Ventenata

A mature patch of Ventenata in Gallatin County near Springhill, Mont. Photo taken by Jane Mangold.

First discovered in Montana in the early 1990’s, Ventenata has been steadily encroaching into Big Sky country ever since. This annual invasive grass has been slowly moving eastward across the state and has been recorded in 18 counties.

“If you think of the left-hand side of Montana, Ventenata has kind of been seen in a crescent moon pattern from the northwest to south central Montana,” explained Jane Mangold, Extension invasive plant specialist for Montana State University.

The weed has been found mostly along the I-90 corridor, in Lake, Sanders, Ravalli, Missoula and Gallatin counties to the west and as far east as Big Horn, Carbon and Yellowstone counties.

Ventenata is tricky and is often spotted in unsuspecting rangeland where the land does not have to be overgrazed or disturbed to be an inviting habitat. Additionally, the plant likes to grow among patches of Cheatgrass, so it can often be hard to detect.

Early detection coupled with rapid response is the recommended management approach to Ventenata. Spraying the weed with herbicides is proving to be the best course of action.

If not addressed, Ventenata can actually out-compete Cheatgrass, but unlike Cheatgrass, Ventenata seems to be unpalatable to grazing animals. Studies have shown that Ventenata has three times higher silica content than most perennial grasses, which could be the reason it is avoided.

Ventenata reaches full maturity in late June/early July and can be identified by its open, airy like seed head and bent awns. In the fall when Ventenata starts to dry up, it is a light yellowish-brown, almost straw like in color.

Recently, Ventenata has been petitioned to be added to Montana’s noxious weed list. If officially added, land owners must report the weed and by law they are required to have a management plan in place if Ventenata is found on their property. After a public comment period, it will ultimately be up to the director of the Montana Department of Agriculture to add Ventenata to the official list.

“There is a good chance that by the end of this summer, Ventenata could be a listed noxious weed for the state of Montana,” Mangold stated.  

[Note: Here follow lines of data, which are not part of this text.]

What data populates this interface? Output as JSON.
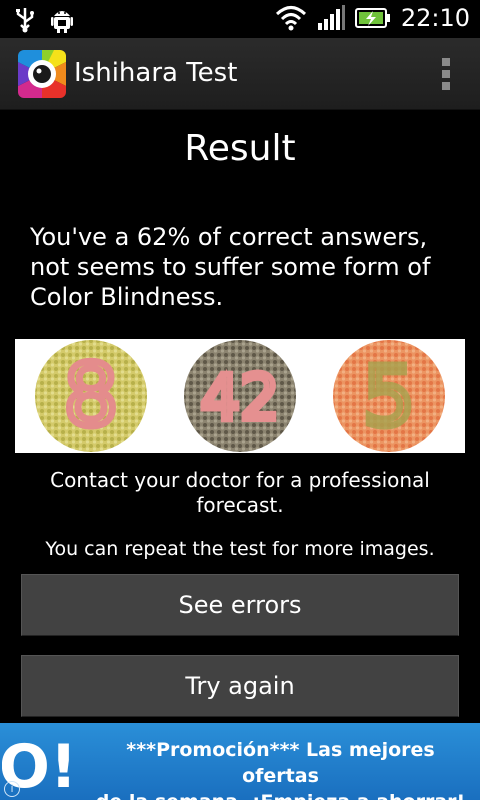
{
  "status_bar": {
    "time": "22:10",
    "icons": [
      "usb-icon",
      "android-debug-icon",
      "wifi-icon",
      "signal-icon",
      "battery-charging-icon"
    ]
  },
  "action_bar": {
    "title": "Ishihara Test",
    "app_icon": "color-wheel-eye-icon",
    "menu_icon": "overflow-menu-icon"
  },
  "content": {
    "title": "Result",
    "message": "You've a 62% of correct answers, not seems to suffer some form of Color Blindness.",
    "correct_percent": 62,
    "plates": [
      {
        "number": "8",
        "palette": "yellow-green with pink figure"
      },
      {
        "number": "42",
        "palette": "gray-brown with pink figure"
      },
      {
        "number": "5",
        "palette": "orange with green figure"
      }
    ],
    "contact_text": "Contact your doctor for a professional forecast.",
    "repeat_text": "You can repeat the test for more images."
  },
  "buttons": {
    "see_errors": "See errors",
    "try_again": "Try again"
  },
  "ad": {
    "logo_text": "O!",
    "line1": "***Promoción*** Las mejores ofertas",
    "line2": "de la semana. ¡Empieza a ahorrar!",
    "info_icon": "i"
  },
  "colors": {
    "background": "#000000",
    "action_bar": "#262626",
    "button": "#424242",
    "ad_banner": "#1f7fcf"
  }
}
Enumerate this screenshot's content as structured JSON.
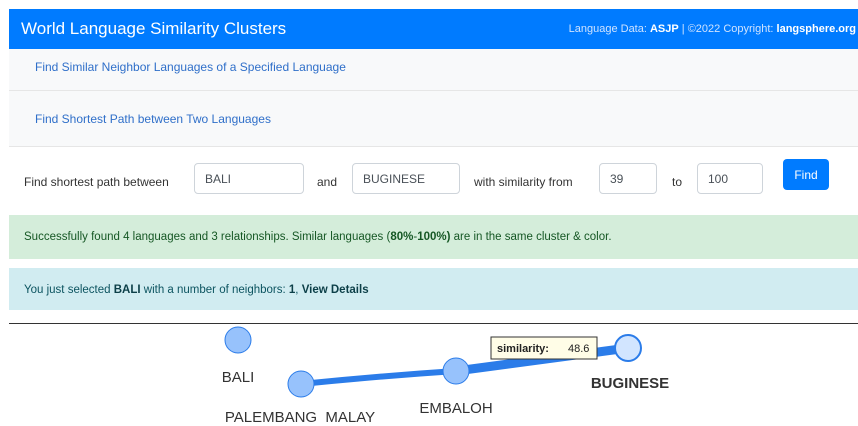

It is estimated that Ventenata infests more than 55,000 acres in Montana, but that number will continue to grow as more people become aware and learn how to identify it. There are two informational sessions coming up in June for anyone interested in learning more about Ventenata.

The first will take place June 18 in Sheridan, Wyo. This event is hosted by the Northeast Wyoming Invasive Grass Working Group and the tour will discuss topics related to the management and research associated with Ventenata in that area.

Mangold will be teaming up with Mike Jones of the Gallatin County Weed District to lead a Gallatin Valley Land Trust Discovery Walk through Peet’s Hill on Thursday, June 27 at 5:30 p.m. The walk will focus on Ventenata and the threat it poses to Montana agriculture.

Anyone interested in going on this tour must simply meet the group at the north parking lot of Burke Park, located off of South Church Street in Bozeman, Mont. Please visit gvlt.org for more information.

Producers need to take an aggressive, proactive approach to Ventenata, Mangold emphasized. If you suspect you have located a patch of Ventenata, report it immediately to your local county Extension agent or county weed coordinator.